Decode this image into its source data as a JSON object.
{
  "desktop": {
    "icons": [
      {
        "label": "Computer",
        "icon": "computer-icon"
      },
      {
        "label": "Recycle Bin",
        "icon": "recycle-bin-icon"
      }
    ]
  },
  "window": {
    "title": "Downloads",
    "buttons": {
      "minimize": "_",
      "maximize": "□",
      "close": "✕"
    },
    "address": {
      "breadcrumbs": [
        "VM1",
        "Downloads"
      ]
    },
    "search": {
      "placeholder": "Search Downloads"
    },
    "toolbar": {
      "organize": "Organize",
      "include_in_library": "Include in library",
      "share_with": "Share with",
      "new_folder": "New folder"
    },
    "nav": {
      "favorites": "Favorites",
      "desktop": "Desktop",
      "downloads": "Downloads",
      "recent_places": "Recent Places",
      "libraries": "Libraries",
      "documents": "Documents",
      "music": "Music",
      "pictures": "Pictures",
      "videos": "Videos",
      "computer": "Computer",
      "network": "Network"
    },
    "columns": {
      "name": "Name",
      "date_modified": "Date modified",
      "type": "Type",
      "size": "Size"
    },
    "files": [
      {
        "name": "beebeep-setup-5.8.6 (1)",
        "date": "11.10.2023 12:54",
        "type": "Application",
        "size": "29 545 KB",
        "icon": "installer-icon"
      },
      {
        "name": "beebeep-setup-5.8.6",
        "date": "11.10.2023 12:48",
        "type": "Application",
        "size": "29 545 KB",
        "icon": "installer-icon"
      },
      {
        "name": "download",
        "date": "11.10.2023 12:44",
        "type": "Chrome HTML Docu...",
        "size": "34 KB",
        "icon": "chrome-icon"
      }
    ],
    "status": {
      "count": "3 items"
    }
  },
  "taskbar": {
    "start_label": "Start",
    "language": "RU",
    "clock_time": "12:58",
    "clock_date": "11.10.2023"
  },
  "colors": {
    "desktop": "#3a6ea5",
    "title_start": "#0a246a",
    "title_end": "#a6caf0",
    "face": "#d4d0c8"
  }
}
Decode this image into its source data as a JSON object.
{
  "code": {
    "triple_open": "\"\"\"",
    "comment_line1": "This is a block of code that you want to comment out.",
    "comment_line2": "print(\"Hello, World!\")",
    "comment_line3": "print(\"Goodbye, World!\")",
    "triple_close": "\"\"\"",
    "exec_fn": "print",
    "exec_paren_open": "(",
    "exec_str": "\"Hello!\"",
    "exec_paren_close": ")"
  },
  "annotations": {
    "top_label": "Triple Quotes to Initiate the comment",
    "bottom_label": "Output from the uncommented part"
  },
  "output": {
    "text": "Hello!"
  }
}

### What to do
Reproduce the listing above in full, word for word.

### Answer box
Decode this image into its source data as a JSON object.
{
  "desktop": {
    "icons": [
      {
        "label": "Computer",
        "icon": "computer-icon"
      },
      {
        "label": "Recycle Bin",
        "icon": "recycle-bin-icon"
      }
    ]
  },
  "window": {
    "title": "Downloads",
    "buttons": {
      "minimize": "_",
      "maximize": "□",
      "close": "✕"
    },
    "address": {
      "breadcrumbs": [
        "VM1",
        "Downloads"
      ]
    },
    "search": {
      "placeholder": "Search Downloads"
    },
    "toolbar": {
      "organize": "Organize",
      "include_in_library": "Include in library",
      "share_with": "Share with",
      "new_folder": "New folder"
    },
    "nav": {
      "favorites": "Favorites",
      "desktop": "Desktop",
      "downloads": "Downloads",
      "recent_places": "Recent Places",
      "libraries": "Libraries",
      "documents": "Documents",
      "music": "Music",
      "pictures": "Pictures",
      "videos": "Videos",
      "computer": "Computer",
      "network": "Network"
    },
    "columns": {
      "name": "Name",
      "date_modified": "Date modified",
      "type": "Type",
      "size": "Size"
    },
    "files": [
      {
        "name": "beebeep-setup-5.8.6 (1)",
        "date": "11.10.2023 12:54",
        "type": "Application",
        "size": "29 545 KB",
        "icon": "installer-icon"
      },
      {
        "name": "beebeep-setup-5.8.6",
        "date": "11.10.2023 12:48",
        "type": "Application",
        "size": "29 545 KB",
        "icon": "installer-icon"
      },
      {
        "name": "download",
        "date": "11.10.2023 12:44",
        "type": "Chrome HTML Docu...",
        "size": "34 KB",
        "icon": "chrome-icon"
      }
    ],
    "status": {
      "count": "3 items"
    }
  },
  "taskbar": {
    "start_label": "Start",
    "language": "RU",
    "clock_time": "12:58",
    "clock_date": "11.10.2023"
  },
  "colors": {
    "desktop": "#3a6ea5",
    "title_start": "#0a246a",
    "title_end": "#a6caf0",
    "face": "#d4d0c8"
  }
}
Decode this image into its source data as a JSON object.
{
  "code": {
    "triple_open": "\"\"\"",
    "comment_line1": "This is a block of code that you want to comment out.",
    "comment_line2": "print(\"Hello, World!\")",
    "comment_line3": "print(\"Goodbye, World!\")",
    "triple_close": "\"\"\"",
    "exec_fn": "print",
    "exec_paren_open": "(",
    "exec_str": "\"Hello!\"",
    "exec_paren_close": ")"
  },
  "annotations": {
    "top_label": "Triple Quotes to Initiate the comment",
    "bottom_label": "Output from the uncommented part"
  },
  "output": {
    "text": "Hello!"
  }
}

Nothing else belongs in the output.